This is essential to his basic argument that the focal points for energy events in any system are linked into a closed pattern of relationships which can be effectively represented by an appropriate polyhedron (1, p.95 and 655). "All the interrelationships of system foci are conceptually represented by vectors. A system is a closed configuration of vectors. It is a pattern of forces constituting a geometrical integrity that returns upon itself in a plurality of directions." (1, p. 97). No reason is given why this should not apply to a system of conceptual elements constituting the kind of ordered set of interest here.

An attempt by a biologist has in fact been made to use the geometry of the 3-dimensional biological cell structure as a cubic framework in terms of which concepts may be ordered and interrelated (29). This has been extensively developed (using large-scale 3-dimensional models) as an experiential learning tool. Another very interesting approach (30), again using a cubic framework, has been considerably developed--from a model originating in the data-processing industry (31)-- in order to provide a way of structuring and representing ideas. Many points relevant to the argument here are discussed, as well as the transition from 2 to 3-dimensions. Whilst interesting and valuable as exercises, these raise further points discussed below.

8. Mathematical notations and N-dimensional representations: Much that is of interest with regard to sets and their elements is expressed and represented in mathematical notation which is meaningful to very few (including this writer!). This is the case with the highly relevant argument of Spencer Brown (18). It is also true of the very relevant insights of Rene Thom who leaves most social scientists, and policy makers behind at his point of departure:

"We therefore endeavor in the program outlined here to free our intuition from three-dimensional experience and to use much more general, richer, dynamical concepts, which will in fact be independent of the configuration spaces. In particular, the dimension of the space and the number of degrees of freedom of the local system are quite arbitrary--in fact the universal model of the process is embedded in an infinite-dimensional space." (32, p. 6).

He does however support the geometric representation argued above:

"I should like to have convinced my readers that geometrical models are of some value in almost every domain of human thought. Mathematicians will deplore abandoning familiar precise quantitative models in favor of the necessarily more vague qualitative models of functional topology; but they should be reassured that quantitative models still have a good future, even though they are satisfactory only for systems depending on a few parameters." (32, p. 324).

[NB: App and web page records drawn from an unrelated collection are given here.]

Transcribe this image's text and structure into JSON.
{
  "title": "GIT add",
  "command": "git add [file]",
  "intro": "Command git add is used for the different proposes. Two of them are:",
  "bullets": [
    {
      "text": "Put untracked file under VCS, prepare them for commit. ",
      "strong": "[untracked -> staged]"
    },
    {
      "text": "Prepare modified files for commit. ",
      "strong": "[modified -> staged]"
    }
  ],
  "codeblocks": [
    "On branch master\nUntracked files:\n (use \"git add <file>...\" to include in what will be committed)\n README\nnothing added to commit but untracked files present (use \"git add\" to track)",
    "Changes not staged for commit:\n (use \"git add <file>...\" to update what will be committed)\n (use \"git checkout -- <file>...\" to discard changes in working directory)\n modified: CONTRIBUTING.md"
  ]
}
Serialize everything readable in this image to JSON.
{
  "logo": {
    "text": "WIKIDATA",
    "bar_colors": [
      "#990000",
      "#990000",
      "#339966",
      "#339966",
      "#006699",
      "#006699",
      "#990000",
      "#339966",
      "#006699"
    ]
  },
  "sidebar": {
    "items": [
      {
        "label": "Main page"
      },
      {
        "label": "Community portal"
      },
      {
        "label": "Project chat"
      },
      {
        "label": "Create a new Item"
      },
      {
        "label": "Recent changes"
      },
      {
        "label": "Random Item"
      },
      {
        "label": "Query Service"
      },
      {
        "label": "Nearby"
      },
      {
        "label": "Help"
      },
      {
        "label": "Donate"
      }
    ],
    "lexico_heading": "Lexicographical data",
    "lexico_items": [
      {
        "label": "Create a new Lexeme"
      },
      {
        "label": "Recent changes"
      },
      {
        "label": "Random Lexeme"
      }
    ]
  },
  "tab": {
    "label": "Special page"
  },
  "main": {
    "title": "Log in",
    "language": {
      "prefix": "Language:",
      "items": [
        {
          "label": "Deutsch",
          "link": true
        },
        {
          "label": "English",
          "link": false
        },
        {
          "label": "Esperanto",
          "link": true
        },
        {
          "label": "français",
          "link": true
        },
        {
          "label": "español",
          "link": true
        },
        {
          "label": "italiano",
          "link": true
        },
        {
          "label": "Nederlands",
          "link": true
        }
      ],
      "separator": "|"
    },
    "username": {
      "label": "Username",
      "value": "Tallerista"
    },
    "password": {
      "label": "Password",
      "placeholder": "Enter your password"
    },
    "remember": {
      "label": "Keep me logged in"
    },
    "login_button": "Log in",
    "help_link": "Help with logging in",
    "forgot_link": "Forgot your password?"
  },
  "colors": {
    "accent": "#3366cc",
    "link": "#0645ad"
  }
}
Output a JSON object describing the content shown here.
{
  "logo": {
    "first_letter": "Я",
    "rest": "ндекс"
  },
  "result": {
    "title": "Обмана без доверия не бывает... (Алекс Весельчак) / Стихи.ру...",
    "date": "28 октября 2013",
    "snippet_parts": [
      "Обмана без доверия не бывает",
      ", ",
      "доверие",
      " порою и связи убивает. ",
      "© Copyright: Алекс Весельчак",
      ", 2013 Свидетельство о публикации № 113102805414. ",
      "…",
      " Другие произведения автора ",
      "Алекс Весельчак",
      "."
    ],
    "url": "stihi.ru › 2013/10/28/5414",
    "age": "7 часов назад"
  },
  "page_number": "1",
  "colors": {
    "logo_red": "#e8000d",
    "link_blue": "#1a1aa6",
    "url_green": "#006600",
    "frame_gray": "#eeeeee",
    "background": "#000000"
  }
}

However rich the resultant insights, it is their significance and representation in 3 dimensions which is fundamental to their value for the comprehension and ordering of social processes.